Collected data
┌──

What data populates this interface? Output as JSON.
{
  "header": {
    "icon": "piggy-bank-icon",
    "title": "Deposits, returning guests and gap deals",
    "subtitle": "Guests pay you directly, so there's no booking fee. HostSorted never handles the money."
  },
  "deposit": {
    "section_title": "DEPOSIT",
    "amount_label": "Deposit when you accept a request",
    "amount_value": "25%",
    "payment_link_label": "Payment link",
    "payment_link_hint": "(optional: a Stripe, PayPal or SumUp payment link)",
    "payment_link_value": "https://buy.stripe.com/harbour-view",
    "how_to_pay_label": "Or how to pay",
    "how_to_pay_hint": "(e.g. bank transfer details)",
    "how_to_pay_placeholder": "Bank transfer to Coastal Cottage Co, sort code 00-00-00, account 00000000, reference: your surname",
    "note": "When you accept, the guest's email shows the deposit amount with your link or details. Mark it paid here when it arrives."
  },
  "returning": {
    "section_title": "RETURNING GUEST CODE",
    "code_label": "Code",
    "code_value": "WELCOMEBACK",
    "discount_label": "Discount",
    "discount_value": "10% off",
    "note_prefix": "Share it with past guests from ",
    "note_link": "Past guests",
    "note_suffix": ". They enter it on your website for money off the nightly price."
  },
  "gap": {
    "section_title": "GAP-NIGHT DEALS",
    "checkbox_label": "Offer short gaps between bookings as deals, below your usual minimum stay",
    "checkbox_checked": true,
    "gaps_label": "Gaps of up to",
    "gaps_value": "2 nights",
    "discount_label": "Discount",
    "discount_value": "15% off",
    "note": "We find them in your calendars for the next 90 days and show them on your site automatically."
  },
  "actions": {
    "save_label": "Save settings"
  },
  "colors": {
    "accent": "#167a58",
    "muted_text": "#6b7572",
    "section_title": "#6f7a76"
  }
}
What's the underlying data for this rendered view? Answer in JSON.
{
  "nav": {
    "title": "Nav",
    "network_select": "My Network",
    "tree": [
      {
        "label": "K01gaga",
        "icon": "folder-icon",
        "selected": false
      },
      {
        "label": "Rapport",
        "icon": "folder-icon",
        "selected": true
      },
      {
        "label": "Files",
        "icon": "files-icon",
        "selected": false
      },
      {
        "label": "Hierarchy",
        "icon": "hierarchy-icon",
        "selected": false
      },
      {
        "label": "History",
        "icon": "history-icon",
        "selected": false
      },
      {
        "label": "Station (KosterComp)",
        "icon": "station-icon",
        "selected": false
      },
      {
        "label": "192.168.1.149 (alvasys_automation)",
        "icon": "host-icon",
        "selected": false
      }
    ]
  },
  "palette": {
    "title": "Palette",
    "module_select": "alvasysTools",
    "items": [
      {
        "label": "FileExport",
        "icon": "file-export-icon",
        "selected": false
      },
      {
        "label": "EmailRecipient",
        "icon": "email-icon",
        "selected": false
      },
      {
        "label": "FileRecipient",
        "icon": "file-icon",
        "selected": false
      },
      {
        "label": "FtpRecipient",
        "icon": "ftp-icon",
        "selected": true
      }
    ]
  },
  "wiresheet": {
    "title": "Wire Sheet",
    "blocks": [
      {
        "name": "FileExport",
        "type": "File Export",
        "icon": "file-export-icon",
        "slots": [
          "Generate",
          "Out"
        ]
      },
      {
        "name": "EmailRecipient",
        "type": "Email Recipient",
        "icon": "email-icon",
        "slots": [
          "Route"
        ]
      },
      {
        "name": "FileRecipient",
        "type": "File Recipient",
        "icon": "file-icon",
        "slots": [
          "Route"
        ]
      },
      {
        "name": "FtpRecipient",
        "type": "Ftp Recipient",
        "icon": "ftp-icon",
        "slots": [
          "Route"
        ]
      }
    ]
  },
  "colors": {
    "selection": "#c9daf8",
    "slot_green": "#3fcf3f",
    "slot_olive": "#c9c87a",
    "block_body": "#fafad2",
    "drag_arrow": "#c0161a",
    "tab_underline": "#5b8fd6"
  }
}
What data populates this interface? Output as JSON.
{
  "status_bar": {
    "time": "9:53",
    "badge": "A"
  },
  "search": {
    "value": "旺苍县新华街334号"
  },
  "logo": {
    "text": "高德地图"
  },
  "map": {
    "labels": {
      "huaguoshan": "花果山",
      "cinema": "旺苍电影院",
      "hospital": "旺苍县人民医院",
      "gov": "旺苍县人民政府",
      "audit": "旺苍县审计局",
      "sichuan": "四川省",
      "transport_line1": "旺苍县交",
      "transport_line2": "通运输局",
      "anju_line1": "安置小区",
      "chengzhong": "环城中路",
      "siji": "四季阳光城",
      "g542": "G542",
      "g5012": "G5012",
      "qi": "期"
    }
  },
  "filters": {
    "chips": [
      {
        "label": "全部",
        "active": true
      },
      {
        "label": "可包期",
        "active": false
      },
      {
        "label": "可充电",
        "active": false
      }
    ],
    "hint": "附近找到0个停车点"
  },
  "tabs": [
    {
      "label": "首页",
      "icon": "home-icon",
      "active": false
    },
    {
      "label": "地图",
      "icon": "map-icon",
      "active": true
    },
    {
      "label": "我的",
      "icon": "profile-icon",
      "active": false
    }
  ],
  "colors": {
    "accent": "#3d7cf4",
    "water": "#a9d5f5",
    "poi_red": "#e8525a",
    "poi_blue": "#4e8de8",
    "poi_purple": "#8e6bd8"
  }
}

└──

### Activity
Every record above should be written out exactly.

### Task result
What data populates this interface? Output as JSON.
{
  "header": {
    "icon": "piggy-bank-icon",
    "title": "Deposits, returning guests and gap deals",
    "subtitle": "Guests pay you directly, so there's no booking fee. HostSorted never handles the money."
  },
  "deposit": {
    "section_title": "DEPOSIT",
    "amount_label": "Deposit when you accept a request",
    "amount_value": "25%",
    "payment_link_label": "Payment link",
    "payment_link_hint": "(optional: a Stripe, PayPal or SumUp payment link)",
    "payment_link_value": "https://buy.stripe.com/harbour-view",
    "how_to_pay_label": "Or how to pay",
    "how_to_pay_hint": "(e.g. bank transfer details)",
    "how_to_pay_placeholder": "Bank transfer to Coastal Cottage Co, sort code 00-00-00, account 00000000, reference: your surname",
    "note": "When you accept, the guest's email shows the deposit amount with your link or details. Mark it paid here when it arrives."
  },
  "returning": {
    "section_title": "RETURNING GUEST CODE",
    "code_label": "Code",
    "code_value": "WELCOMEBACK",
    "discount_label": "Discount",
    "discount_value": "10% off",
    "note_prefix": "Share it with past guests from ",
    "note_link": "Past guests",
    "note_suffix": ". They enter it on your website for money off the nightly price."
  },
  "gap": {
    "section_title": "GAP-NIGHT DEALS",
    "checkbox_label": "Offer short gaps between bookings as deals, below your usual minimum stay",
    "checkbox_checked": true,
    "gaps_label": "Gaps of up to",
    "gaps_value": "2 nights",
    "discount_label": "Discount",
    "discount_value": "15% off",
    "note": "We find them in your calendars for the next 90 days and show them on your site automatically."
  },
  "actions": {
    "save_label": "Save settings"
  },
  "colors": {
    "accent": "#167a58",
    "muted_text": "#6b7572",
    "section_title": "#6f7a76"
  }
}
What's the underlying data for this rendered view? Answer in JSON.
{
  "nav": {
    "title": "Nav",
    "network_select": "My Network",
    "tree": [
      {
        "label": "K01gaga",
        "icon": "folder-icon",
        "selected": false
      },
      {
        "label": "Rapport",
        "icon": "folder-icon",
        "selected": true
      },
      {
        "label": "Files",
        "icon": "files-icon",
        "selected": false
      },
      {
        "label": "Hierarchy",
        "icon": "hierarchy-icon",
        "selected": false
      },
      {
        "label": "History",
        "icon": "history-icon",
        "selected": false
      },
      {
        "label": "Station (KosterComp)",
        "icon": "station-icon",
        "selected": false
      },
      {
        "label": "192.168.1.149 (alvasys_automation)",
        "icon": "host-icon",
        "selected": false
      }
    ]
  },
  "palette": {
    "title": "Palette",
    "module_select": "alvasysTools",
    "items": [
      {
        "label": "FileExport",
        "icon": "file-export-icon",
        "selected": false
      },
      {
        "label": "EmailRecipient",
        "icon": "email-icon",
        "selected": false
      },
      {
        "label": "FileRecipient",
        "icon": "file-icon",
        "selected": false
      },
      {
        "label": "FtpRecipient",
        "icon": "ftp-icon",
        "selected": true
      }
    ]
  },
  "wiresheet": {
    "title": "Wire Sheet",
    "blocks": [
      {
        "name": "FileExport",
        "type": "File Export",
        "icon": "file-export-icon",
        "slots": [
          "Generate",
          "Out"
        ]
      },
      {
        "name": "EmailRecipient",
        "type": "Email Recipient",
        "icon": "email-icon",
        "slots": [
          "Route"
        ]
      },
      {
        "name": "FileRecipient",
        "type": "File Recipient",
        "icon": "file-icon",
        "slots": [
          "Route"
        ]
      },
      {
        "name": "FtpRecipient",
        "type": "Ftp Recipient",
        "icon": "ftp-icon",
        "slots": [
          "Route"
        ]
      }
    ]
  },
  "colors": {
    "selection": "#c9daf8",
    "slot_green": "#3fcf3f",
    "slot_olive": "#c9c87a",
    "block_body": "#fafad2",
    "drag_arrow": "#c0161a",
    "tab_underline": "#5b8fd6"
  }
}
What data populates this interface? Output as JSON.
{
  "status_bar": {
    "time": "9:53",
    "badge": "A"
  },
  "search": {
    "value": "旺苍县新华街334号"
  },
  "logo": {
    "text": "高德地图"
  },
  "map": {
    "labels": {
      "huaguoshan": "花果山",
      "cinema": "旺苍电影院",
      "hospital": "旺苍县人民医院",
      "gov": "旺苍县人民政府",
      "audit": "旺苍县审计局",
      "sichuan": "四川省",
      "transport_line1": "旺苍县交",
      "transport_line2": "通运输局",
      "anju_line1": "安置小区",
      "chengzhong": "环城中路",
      "siji": "四季阳光城",
      "g542": "G542",
      "g5012": "G5012",
      "qi": "期"
    }
  },
  "filters": {
    "chips": [
      {
        "label": "全部",
        "active": true
      },
      {
        "label": "可包期",
        "active": false
      },
      {
        "label": "可充电",
        "active": false
      }
    ],
    "hint": "附近找到0个停车点"
  },
  "tabs": [
    {
      "label": "首页",
      "icon": "home-icon",
      "active": false
    },
    {
      "label": "地图",
      "icon": "map-icon",
      "active": true
    },
    {
      "label": "我的",
      "icon": "profile-icon",
      "active": false
    }
  ],
  "colors": {
    "accent": "#3d7cf4",
    "water": "#a9d5f5",
    "poi_red": "#e8525a",
    "poi_blue": "#4e8de8",
    "poi_purple": "#8e6bd8"
  }
}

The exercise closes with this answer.